Below is a set of records; restate each one word for word.

[Website and app data records]

▬▬▬▬▬▬▬▬▬▬

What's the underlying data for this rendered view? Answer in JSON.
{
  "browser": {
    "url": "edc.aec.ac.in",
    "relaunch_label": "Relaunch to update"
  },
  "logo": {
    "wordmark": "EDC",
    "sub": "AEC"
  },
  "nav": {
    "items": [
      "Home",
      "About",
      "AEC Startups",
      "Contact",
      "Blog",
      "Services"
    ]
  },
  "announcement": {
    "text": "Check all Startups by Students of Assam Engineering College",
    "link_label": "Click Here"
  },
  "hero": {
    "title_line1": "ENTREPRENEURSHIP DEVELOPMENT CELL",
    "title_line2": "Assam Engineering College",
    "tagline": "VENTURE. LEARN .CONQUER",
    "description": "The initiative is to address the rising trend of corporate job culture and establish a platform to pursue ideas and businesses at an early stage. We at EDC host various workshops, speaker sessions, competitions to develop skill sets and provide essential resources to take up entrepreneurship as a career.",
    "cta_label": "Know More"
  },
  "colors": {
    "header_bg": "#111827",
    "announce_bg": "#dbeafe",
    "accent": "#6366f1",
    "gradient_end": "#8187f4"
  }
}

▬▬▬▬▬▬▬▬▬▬

Solution to this task →
What's the underlying data for this rendered view? Answer in JSON.
{
  "browser": {
    "url": "edc.aec.ac.in",
    "relaunch_label": "Relaunch to update"
  },
  "logo": {
    "wordmark": "EDC",
    "sub": "AEC"
  },
  "nav": {
    "items": [
      "Home",
      "About",
      "AEC Startups",
      "Contact",
      "Blog",
      "Services"
    ]
  },
  "announcement": {
    "text": "Check all Startups by Students of Assam Engineering College",
    "link_label": "Click Here"
  },
  "hero": {
    "title_line1": "ENTREPRENEURSHIP DEVELOPMENT CELL",
    "title_line2": "Assam Engineering College",
    "tagline": "VENTURE. LEARN .CONQUER",
    "description": "The initiative is to address the rising trend of corporate job culture and establish a platform to pursue ideas and businesses at an early stage. We at EDC host various workshops, speaker sessions, competitions to develop skill sets and provide essential resources to take up entrepreneurship as a career.",
    "cta_label": "Know More"
  },
  "colors": {
    "header_bg": "#111827",
    "announce_bg": "#dbeafe",
    "accent": "#6366f1",
    "gradient_end": "#8187f4"
  }
}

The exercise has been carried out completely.